Segment Start: INFORMATION

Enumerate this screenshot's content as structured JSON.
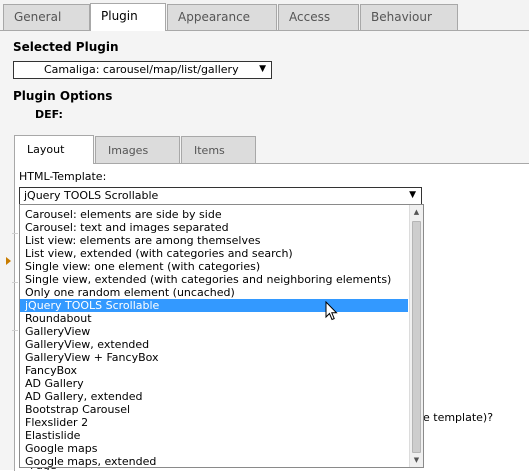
{
  "tabs": [
    {
      "label": "General"
    },
    {
      "label": "Plugin"
    },
    {
      "label": "Appearance"
    },
    {
      "label": "Access"
    },
    {
      "label": "Behaviour"
    }
  ],
  "selected_plugin": {
    "heading": "Selected Plugin",
    "value": "Camaliga: carousel/map/list/gallery"
  },
  "plugin_options": {
    "heading": "Plugin Options",
    "sheet": "DEF:"
  },
  "inner_tabs": [
    {
      "label": "Layout"
    },
    {
      "label": "Images"
    },
    {
      "label": "Items"
    }
  ],
  "template": {
    "label": "HTML-Template:",
    "value": "jQuery TOOLS Scrollable",
    "options": [
      "Carousel: elements are side by side",
      "Carousel: text and images separated",
      "List view: elements are among themselves",
      "List view, extended (with categories and search)",
      "Single view: one element (with categories)",
      "Single view, extended (with categories and neighboring elements)",
      "Only one random element (uncached)",
      "jQuery TOOLS Scrollable",
      "Roundabout",
      "GalleryView",
      "GalleryView, extended",
      "GalleryView + FancyBox",
      "FancyBox",
      "AD Gallery",
      "AD Gallery, extended",
      "Bootstrap Carousel",
      "Flexslider 2",
      "Elastislide",
      "Google maps",
      "Google maps, extended"
    ],
    "selected_index": 7
  },
  "background_text": {
    "partial_question": "e template)?",
    "partial_bottom": "Page"
  },
  "colors": {
    "selection": "#3399ff",
    "marker": "#c87c00"
  }
}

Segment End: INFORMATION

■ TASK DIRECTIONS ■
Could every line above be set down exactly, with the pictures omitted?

■ WRITTEN SOLUTION ■
Enumerate this screenshot's content as structured JSON.
{
  "tabs": [
    {
      "label": "General"
    },
    {
      "label": "Plugin"
    },
    {
      "label": "Appearance"
    },
    {
      "label": "Access"
    },
    {
      "label": "Behaviour"
    }
  ],
  "selected_plugin": {
    "heading": "Selected Plugin",
    "value": "Camaliga: carousel/map/list/gallery"
  },
  "plugin_options": {
    "heading": "Plugin Options",
    "sheet": "DEF:"
  },
  "inner_tabs": [
    {
      "label": "Layout"
    },
    {
      "label": "Images"
    },
    {
      "label": "Items"
    }
  ],
  "template": {
    "label": "HTML-Template:",
    "value": "jQuery TOOLS Scrollable",
    "options": [
      "Carousel: elements are side by side",
      "Carousel: text and images separated",
      "List view: elements are among themselves",
      "List view, extended (with categories and search)",
      "Single view: one element (with categories)",
      "Single view, extended (with categories and neighboring elements)",
      "Only one random element (uncached)",
      "jQuery TOOLS Scrollable",
      "Roundabout",
      "GalleryView",
      "GalleryView, extended",
      "GalleryView + FancyBox",
      "FancyBox",
      "AD Gallery",
      "AD Gallery, extended",
      "Bootstrap Carousel",
      "Flexslider 2",
      "Elastislide",
      "Google maps",
      "Google maps, extended"
    ],
    "selected_index": 7
  },
  "background_text": {
    "partial_question": "e template)?",
    "partial_bottom": "Page"
  },
  "colors": {
    "selection": "#3399ff",
    "marker": "#c87c00"
  }
}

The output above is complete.